Assigned task: Go through the data below. Pull out every line that has the word "Touch".

##### Data listing #####

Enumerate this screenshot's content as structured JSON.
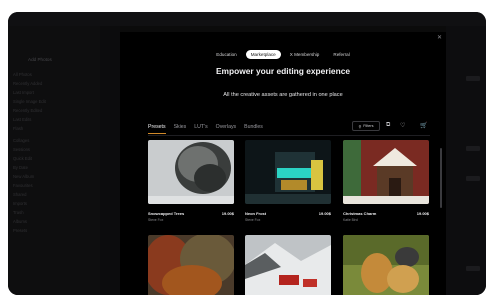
{
  "background": {
    "add_photos": "Add Photos",
    "left_items": [
      "All Photos",
      "Recently Added",
      "Last Import",
      "Single Image Edit",
      "Recently Edited",
      "Last Edits",
      "Flash",
      "Collages",
      "Sessions",
      "Quick Edit",
      "By Date",
      "New Album",
      "Favourites",
      "Shared",
      "Imports",
      "Trash",
      "Albums",
      "Presets"
    ]
  },
  "modal": {
    "close_icon": "close-icon",
    "tabs": [
      {
        "label": "Education",
        "active": false
      },
      {
        "label": "Marketplace",
        "active": true
      },
      {
        "label": "X Membership",
        "active": false
      },
      {
        "label": "Referral",
        "active": false
      }
    ],
    "title": "Empower your editing experience",
    "subtitle": "All the creative assets are gathered in one place",
    "categories": [
      {
        "label": "Presets",
        "active": true
      },
      {
        "label": "Skies",
        "active": false
      },
      {
        "label": "LUT's",
        "active": false
      },
      {
        "label": "Overlays",
        "active": false
      },
      {
        "label": "Bundles",
        "active": false
      }
    ],
    "filters_label": "Filters",
    "icons": [
      "filter-icon",
      "compare-icon",
      "heart-icon",
      "cart-icon"
    ],
    "products": [
      {
        "name": "Snowcapped Trees",
        "price": "19.00$",
        "author": "Steve Fox"
      },
      {
        "name": "Neon Frost",
        "price": "19.00$",
        "author": "Steve Fox"
      },
      {
        "name": "Christmas Charm",
        "price": "19.00$",
        "author": "Katie Bird"
      },
      {
        "name": "",
        "price": "",
        "author": ""
      },
      {
        "name": "",
        "price": "",
        "author": ""
      },
      {
        "name": "",
        "price": "",
        "author": ""
      }
    ]
  }
}
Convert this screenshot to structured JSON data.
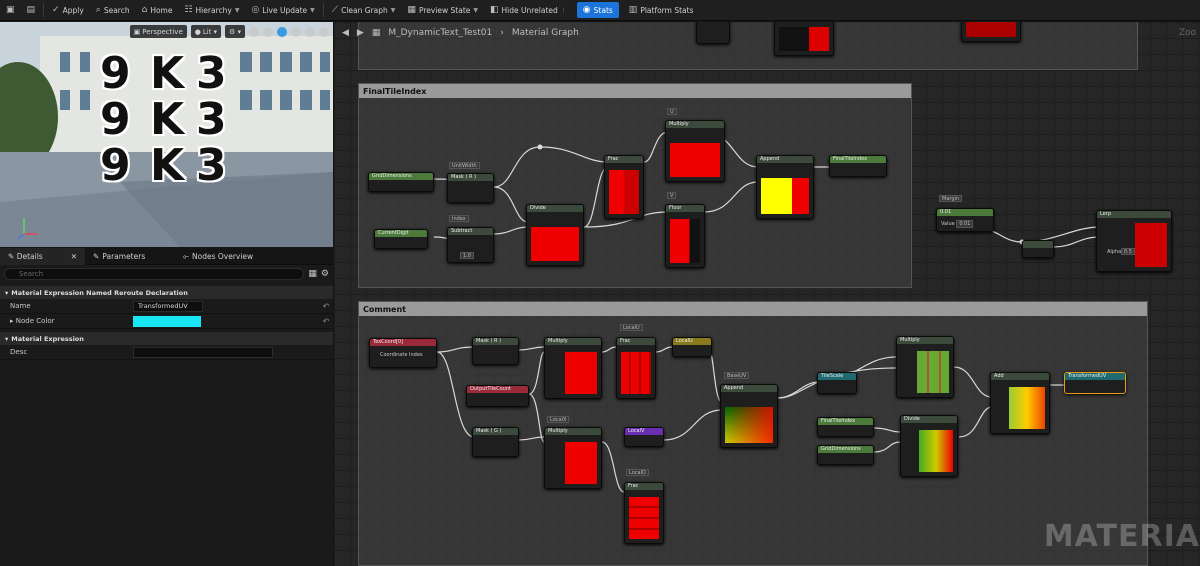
{
  "toolbar": {
    "apply": "Apply",
    "search": "Search",
    "home": "Home",
    "hierarchy": "Hierarchy",
    "live_update": "Live Update",
    "clean_graph": "Clean Graph",
    "preview_state": "Preview State",
    "hide_unrelated": "Hide Unrelated",
    "stats": "Stats",
    "platform_stats": "Platform Stats"
  },
  "viewport": {
    "perspective": "Perspective",
    "lit": "Lit",
    "digits": [
      "9",
      "K",
      "3"
    ]
  },
  "details": {
    "tabs": [
      "Details",
      "Parameters",
      "Nodes Overview"
    ],
    "search_placeholder": "Search",
    "category1": "Material Expression Named Reroute Declaration",
    "name_label": "Name",
    "name_value": "TransformedUV",
    "color_label": "Node Color",
    "color_value": "#19e6f5",
    "category2": "Material Expression",
    "desc_label": "Desc"
  },
  "graph": {
    "breadcrumb": "M_DynamicText_Test01",
    "breadcrumb2": "Material Graph",
    "zoom": "Zoo",
    "comment1": "FinalTileIndex",
    "comment2": "Comment",
    "watermark": "MATERIA",
    "nodes": {
      "grid_dimensions": "GridDimensions",
      "current_digit": "CurrentDigit",
      "mask_r": "Mask ( R )",
      "subtract": "Subtract",
      "divide": "Divide",
      "frac": "Frac",
      "multiply": "Multiply",
      "floor": "Floor",
      "append": "Append",
      "final_tile_index": "FinalTileIndex",
      "margin": "Margin",
      "margin_value": "0.01",
      "lerp": "Lerp",
      "alpha": "Alpha",
      "alpha_val": "0.5",
      "texcoord": "TexCoord[0]",
      "coord_index": "Coordinate Index",
      "output_tile_count": "OutputTileCount",
      "mask_g": "Mask ( G )",
      "local_u": "LocalU",
      "local_v": "LocalV",
      "tile_scale": "TileScale",
      "final_tile_index2": "FinalTileIndex",
      "grid_dimensions2": "GridDimensions",
      "add": "Add",
      "transformed_uv": "TransformedUV",
      "value_label": "Value",
      "sub_b": "1.0",
      "unit_width": "UnitWidth",
      "index": "Index",
      "u": "U",
      "v": "V",
      "base_uv": "BaseUV",
      "local_x": "LocalX",
      "local_u2": "LocalU",
      "local_d": "LocalD"
    }
  }
}
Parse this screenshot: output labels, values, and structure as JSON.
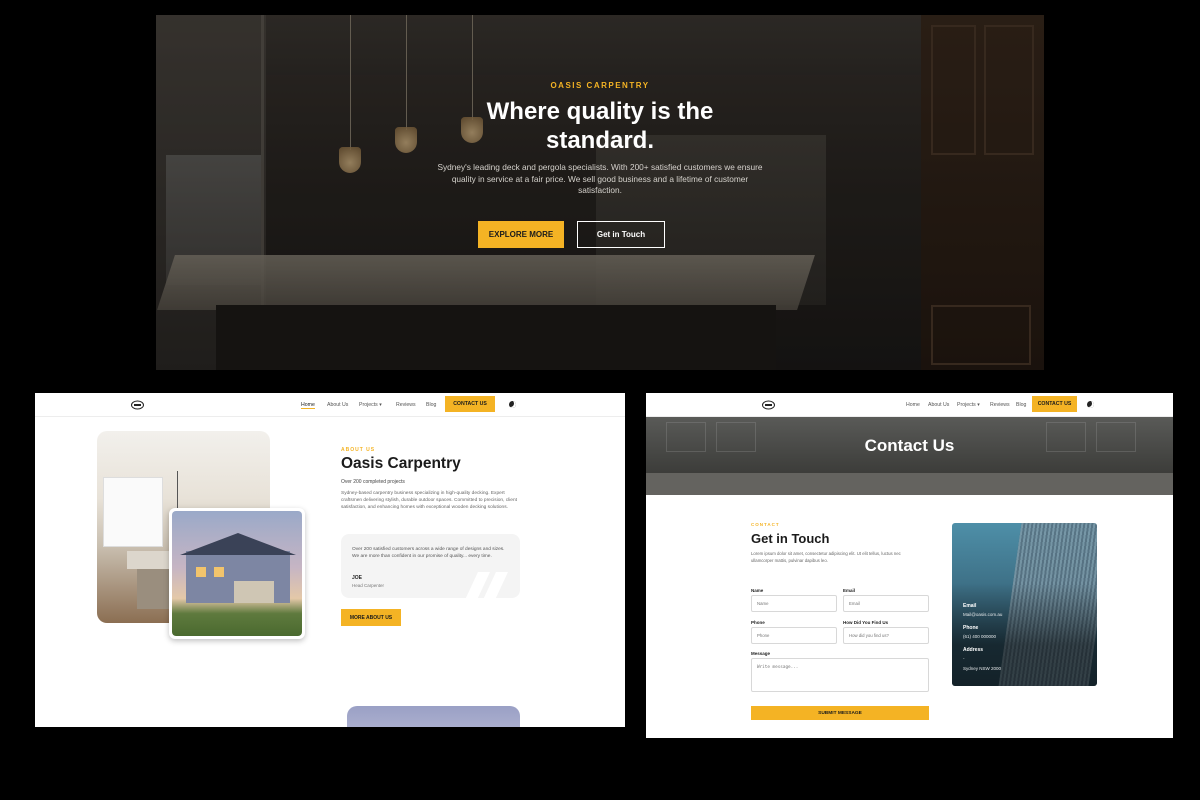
{
  "hero": {
    "eyebrow": "OASIS CARPENTRY",
    "title_line1": "Where quality is the",
    "title_line2": "standard.",
    "description": "Sydney's leading deck and pergola specialists. With 200+ satisfied customers we ensure quality in service at a fair price. We sell good business and a lifetime of customer satisfaction.",
    "primary_button": "EXPLORE MORE",
    "secondary_button": "Get in Touch"
  },
  "about_page": {
    "nav": {
      "items": [
        "Home",
        "About Us",
        "Projects",
        "Reviews",
        "Blog"
      ],
      "projects_caret": "▾",
      "cta": "CONTACT US"
    },
    "eyebrow": "ABOUT US",
    "title": "Oasis Carpentry",
    "subtitle": "Over 200 completed projects",
    "description": "Sydney-based carpentry business specializing in high-quality decking. Expert craftsmen delivering stylish, durable outdoor spaces. Committed to precision, client satisfaction, and enhancing homes with exceptional wooden decking solutions.",
    "testimonial": {
      "quote": "Over 200 satisfied customers across a wide range of designs and sizes. We are more than confident in our promise of quality... every time.",
      "name": "JOE",
      "role": "Head Carpenter"
    },
    "button": "MORE ABOUT US"
  },
  "contact_page": {
    "nav": {
      "items": [
        "Home",
        "About Us",
        "Projects",
        "Reviews",
        "Blog"
      ],
      "projects_caret": "▾",
      "cta": "CONTACT US"
    },
    "banner_title": "Contact Us",
    "eyebrow": "CONTACT",
    "title": "Get in Touch",
    "description": "Lorem ipsum dolor sit amet, consectetur adipiscing elit. Ut elit tellus, luctus nec ullamcorper mattis, pulvinar dapibus leo.",
    "form": {
      "name_label": "Name",
      "name_placeholder": "Name",
      "email_label": "Email",
      "email_placeholder": "Email",
      "phone_label": "Phone",
      "phone_placeholder": "Phone",
      "source_label": "How Did You Find Us",
      "source_placeholder": "How did you find us?",
      "message_label": "Message",
      "message_placeholder": "Write message...",
      "submit": "SUBMIT MESSAGE"
    },
    "info": {
      "email_label": "Email",
      "email_value": "Mail@oasis.com.au",
      "phone_label": "Phone",
      "phone_value": "(61) 400 000000",
      "address_label": "Address",
      "address_line1": "-",
      "address_line2": "Sydney NSW 2000"
    }
  },
  "colors": {
    "accent": "#f4b324",
    "dark": "#1b1b1b",
    "background": "#000000"
  },
  "icons": [
    "logo-icon",
    "moon-icon",
    "chevron-down-icon"
  ]
}
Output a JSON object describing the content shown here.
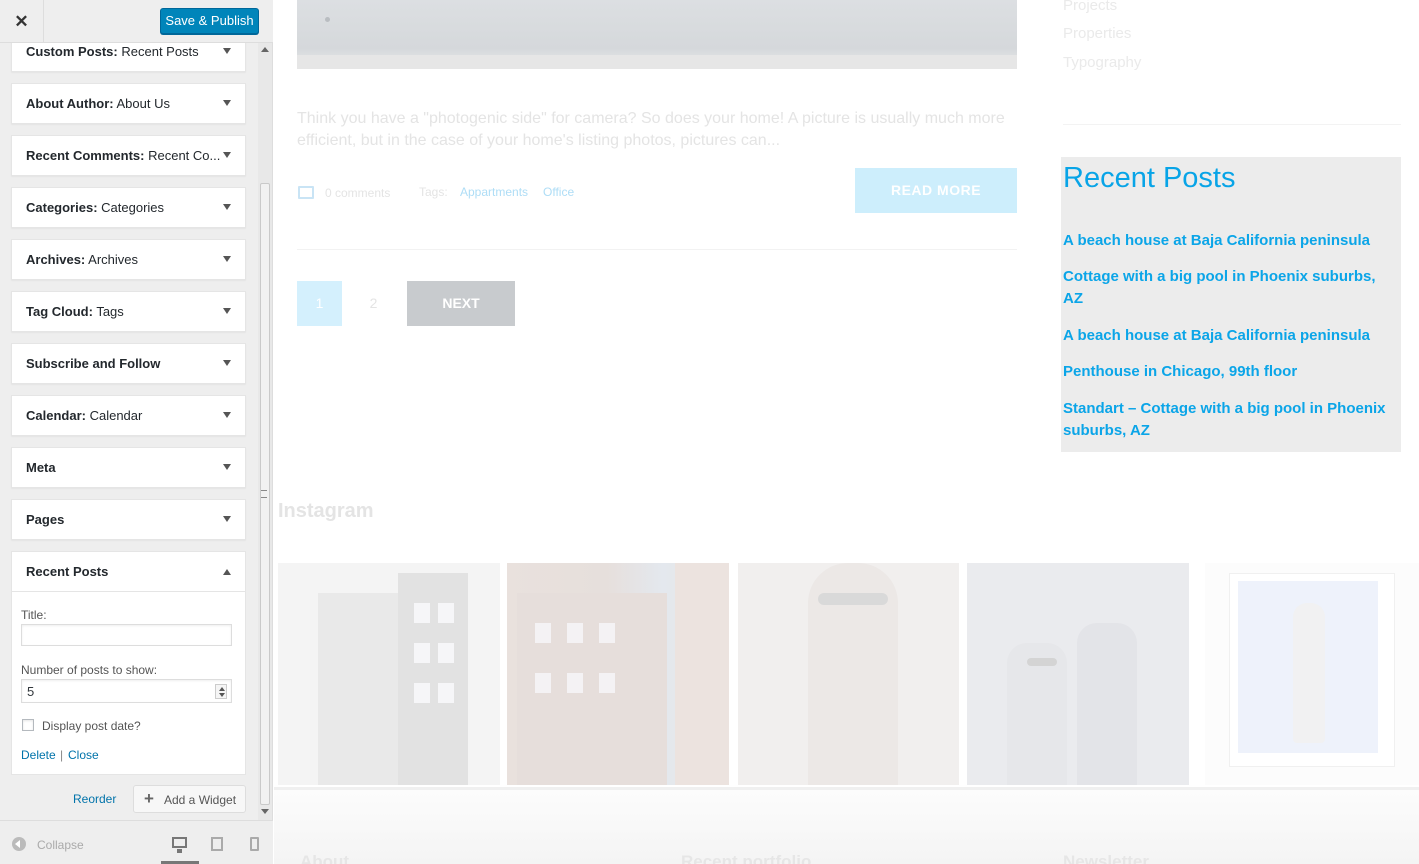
{
  "customizer": {
    "close_icon": "close-icon",
    "publish_label": "Save & Publish",
    "widgets": [
      {
        "type": "Custom Posts:",
        "title": "Recent Posts"
      },
      {
        "type": "About Author:",
        "title": "About Us"
      },
      {
        "type": "Recent Comments:",
        "title": "Recent Co..."
      },
      {
        "type": "Categories:",
        "title": "Categories"
      },
      {
        "type": "Archives:",
        "title": "Archives"
      },
      {
        "type": "Tag Cloud:",
        "title": "Tags"
      },
      {
        "type": "Subscribe and Follow",
        "title": ""
      },
      {
        "type": "Calendar:",
        "title": "Calendar"
      },
      {
        "type": "Meta",
        "title": ""
      },
      {
        "type": "Pages",
        "title": ""
      }
    ],
    "open_widget": {
      "name": "Recent Posts",
      "title_label": "Title:",
      "title_value": "",
      "number_label": "Number of posts to show:",
      "number_value": "5",
      "date_label": "Display post date?",
      "date_checked": false,
      "delete_label": "Delete",
      "separator": "|",
      "close_label": "Close"
    },
    "reorder_label": "Reorder",
    "add_widget_label": "Add a Widget",
    "collapse_label": "Collapse",
    "device_icons": [
      "desktop-icon",
      "tablet-icon",
      "mobile-icon"
    ],
    "active_device": "desktop"
  },
  "preview": {
    "excerpt": "Think you have a \"photogenic side\" for camera? So does your home! A picture is usually much more efficient, but in the case of your home's listing photos, pictures can...",
    "comments": "0 comments",
    "tags_label": "Tags:",
    "tags": [
      "Appartments",
      "Office"
    ],
    "read_more": "READ MORE",
    "pagination": {
      "pages": [
        "1",
        "2"
      ],
      "current": "1",
      "next": "NEXT"
    },
    "sidebar_links": [
      "Projects",
      "Properties",
      "Typography"
    ],
    "recent_posts": {
      "title": "Recent Posts",
      "items": [
        "A beach house at Baja California peninsula",
        "Cottage with a big pool in Phoenix suburbs, AZ",
        "A beach house at Baja California peninsula",
        "Penthouse in Chicago, 99th floor",
        "Standart – Cottage with a big pool in Phoenix suburbs, AZ"
      ]
    },
    "instagram_title": "Instagram",
    "footer_headings": [
      "About",
      "Recent portfolio",
      "Newsletter"
    ]
  },
  "colors": {
    "accent": "#0085ba",
    "link": "#0073aa",
    "recent_posts_link": "#0ba5e8"
  }
}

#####

Solution for this problem:
    "secondary_button": "Get in Touch"
    "title": "Get in Touch",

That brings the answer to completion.